Check out our review of InFamous: Second Son.
The Infamous games have always been about choice. Players have the choice of where to go, what to do, and most importantly, what type of character they want to be, with rewards and penalties for veering toward good or evil. With Infamous: Second Son, that remains the case. Your powers develop based on your actions, and throughout the game you’ll face choices that determine how the story molds around you.
In previous previews we’ve seen the gameplay, including the way new protagonist Delsin Rowe can swap out powers. We’ve also seen how the game looks and plays. This time, however, we had the chance to see how some of those choices play out, as well as checking out a glimpse of Infamous’ near-future Seattle.
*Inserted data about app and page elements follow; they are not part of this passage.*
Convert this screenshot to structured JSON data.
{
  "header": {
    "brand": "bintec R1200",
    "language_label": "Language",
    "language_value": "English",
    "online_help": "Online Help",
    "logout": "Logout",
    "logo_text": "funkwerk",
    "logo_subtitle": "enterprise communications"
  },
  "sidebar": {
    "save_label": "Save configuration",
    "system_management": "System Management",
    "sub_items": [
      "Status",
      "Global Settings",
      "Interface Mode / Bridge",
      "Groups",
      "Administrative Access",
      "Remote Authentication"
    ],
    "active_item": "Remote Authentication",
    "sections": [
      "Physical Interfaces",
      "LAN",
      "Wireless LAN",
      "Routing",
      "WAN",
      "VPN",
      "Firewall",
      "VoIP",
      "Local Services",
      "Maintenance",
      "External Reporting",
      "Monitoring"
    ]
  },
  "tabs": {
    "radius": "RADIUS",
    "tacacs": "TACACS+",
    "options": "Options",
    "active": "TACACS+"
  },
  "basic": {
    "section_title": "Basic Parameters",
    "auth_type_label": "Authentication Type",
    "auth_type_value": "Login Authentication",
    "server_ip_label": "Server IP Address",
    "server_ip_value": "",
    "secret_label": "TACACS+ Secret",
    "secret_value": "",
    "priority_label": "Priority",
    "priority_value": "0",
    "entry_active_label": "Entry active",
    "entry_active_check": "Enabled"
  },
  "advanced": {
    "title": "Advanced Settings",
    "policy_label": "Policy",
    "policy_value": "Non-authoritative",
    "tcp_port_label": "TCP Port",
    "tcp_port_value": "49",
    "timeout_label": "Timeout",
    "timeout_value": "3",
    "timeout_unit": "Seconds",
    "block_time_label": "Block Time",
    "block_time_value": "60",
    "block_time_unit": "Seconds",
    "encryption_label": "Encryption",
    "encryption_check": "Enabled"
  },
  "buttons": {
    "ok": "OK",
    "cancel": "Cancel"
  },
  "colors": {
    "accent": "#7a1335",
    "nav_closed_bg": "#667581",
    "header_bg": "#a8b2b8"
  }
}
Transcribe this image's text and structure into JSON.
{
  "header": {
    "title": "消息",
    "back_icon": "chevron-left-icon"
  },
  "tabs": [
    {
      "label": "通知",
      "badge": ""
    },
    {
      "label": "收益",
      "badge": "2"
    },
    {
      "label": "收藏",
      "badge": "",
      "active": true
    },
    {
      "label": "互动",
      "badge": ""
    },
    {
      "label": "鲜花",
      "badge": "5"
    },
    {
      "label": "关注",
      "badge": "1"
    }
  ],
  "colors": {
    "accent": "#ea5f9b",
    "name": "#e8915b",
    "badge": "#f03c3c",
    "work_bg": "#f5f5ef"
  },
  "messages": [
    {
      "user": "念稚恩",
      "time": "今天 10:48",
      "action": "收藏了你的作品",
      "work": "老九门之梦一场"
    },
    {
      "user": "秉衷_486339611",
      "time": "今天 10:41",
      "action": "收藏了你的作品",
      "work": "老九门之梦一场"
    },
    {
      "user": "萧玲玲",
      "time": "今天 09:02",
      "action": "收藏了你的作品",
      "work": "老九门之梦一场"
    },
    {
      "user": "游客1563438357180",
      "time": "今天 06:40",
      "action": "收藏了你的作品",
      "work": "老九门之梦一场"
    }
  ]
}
We also got a closer look at the powers.
Infamous: Second Son is as much a reboot for the series as it is the newest chapter in the franchise. It builds on what was already introduced, but also starts with a clean slate. You take on the roll of a new hero, explore a new city, and try new powers. But at its core, the best features of the franchise remain, and the new additions make those original features resonate all the more.
No relation. You play Delsin Rowe, a 25-year-old graffiti artist, aimless and unmotivated, until a chance accident thrusts him into the role of hero and accidentally reveals his ability. He’s a conduit – a person capable of using super powers – who can mimick the powers of any other conduits he meets. Unlike the previous protagonist Cole MacGrath, who had a single electricity-based power, Delsin can switch between abilities as he absorbs them from others. So far, there has been no confirmation that Delsin and Cole are connected in any way.
Delsin becomes a fighter against the Department of Unified Protection, a ruthless government agency tasked with controlling conduits. Beyond that though, he and his brother – a local member of law enforcement – are members of a local Native American tribe. How this plays into the overall story isn’t clear yet, but it is a factor.
Choose your friends. As with the previous games, you choose how you interact with other characters. In the demo, Delsin meets another conduit named Fetch, whose ability is based on neon. This gives her several attacks that are light-based, as well as the ability to move around town quickly. When they first meet, Fetch is killing drug dealers, which earns her the ire of Delsin’s brother. After a quick confrontation, Delsin makes it clear that he is the guy that decides what happens with conduits, which creates a choice.
At that point, Delsin can either choose to “redeem” Fetch, or “corrupt” her. If he chooses to redeem her by convincing her to use her powers to make the city better, Fetch’s story, attitude and the future missions she offers will all follow suit. For instance, in one, Fetch tips Delsin off to a drug dealer’s stash, and the two then clean the area out before destroy the drugs. But he can also corrupt her by convincing her that she should use her powers however she likes, including to destroy her enemies. In one “corrupt” mission, Fetch has become the poster child of out-of-control conduits, sparking protests from average citizens, which she and Delsin violently lash out against.
Light and Dark. We’ve already seen that Delsin can switch between conduit powers, but so far only the Smoke ability has been active. In the recent demo, Neon was also playable. That not only shows us more of Delsin’s abilities, it hints at the way the game is meant to be played.
There are benefits to using each power at a particular area. Neon, for example, allows Delsin to quickly move across large areas, dashing from area to area. Smoke, on the other hand, has a better area attack. Despite a few differences, the powers function mostly the same, with a projectile attack, a grenade-like attack, a melee attack bolstered by powers, and a few others.
Swap meet. So far only the Neon and Smoke powers have been revealed, but there will be others. To swap between them, you just need to find a source of the respective power, like a neon sign to grant neon powers, or a chimney for smoke powers. That means that you can switch powers easily and constantly.
The city is big. Very big, with multiple sections. The full map wasn’t available during the demo, but this will be the biggest Infamous game yet. Like the others, it will also feature mini-games and side quests littered throughout the city, but these are being kept under wraps. Despite the things we still don’t know, one thing we do know is that the game looks amazing. The city feels alive, and the attention to detail is remarkable. You won’t just see the same building with slightly different colors repeated throughout the skyline or identical people wandering around; the architecture is individualized, and the crowds have dozens of models to make it look realistic.
Home Sweet Home. While the previous games took place in fictional versions of New York City and New Orleans, Second Son does away with that convention and instead places the game in Developer Sucker Punch’s real-world backyard of Seattle. The open-world version of the near-future city isn’t an exact copy, but it doesn’t try to be. Instead, according to the developers, the game is meant to capture the spirit of the city. It does so through a general recreation of famous landmarks and geographically accurate districts, as well as a focus on weather that is made possible thanks to the PS4’s hardware. Fog rolls in during the morning, and rain is a constant companion, leaving puddles behind. Sunlight catches that dampness and casts a glowing sheen over the city. It’s a look Seattle residents should know well.
Part of the reason the PlayStation 3 was able to make a comeback after a slow and delayed start was its library of exclusive games. The PS4 would certainly like to keep that going, and Infamous: Second Son is a good example of why Sony should be feeling confident right now.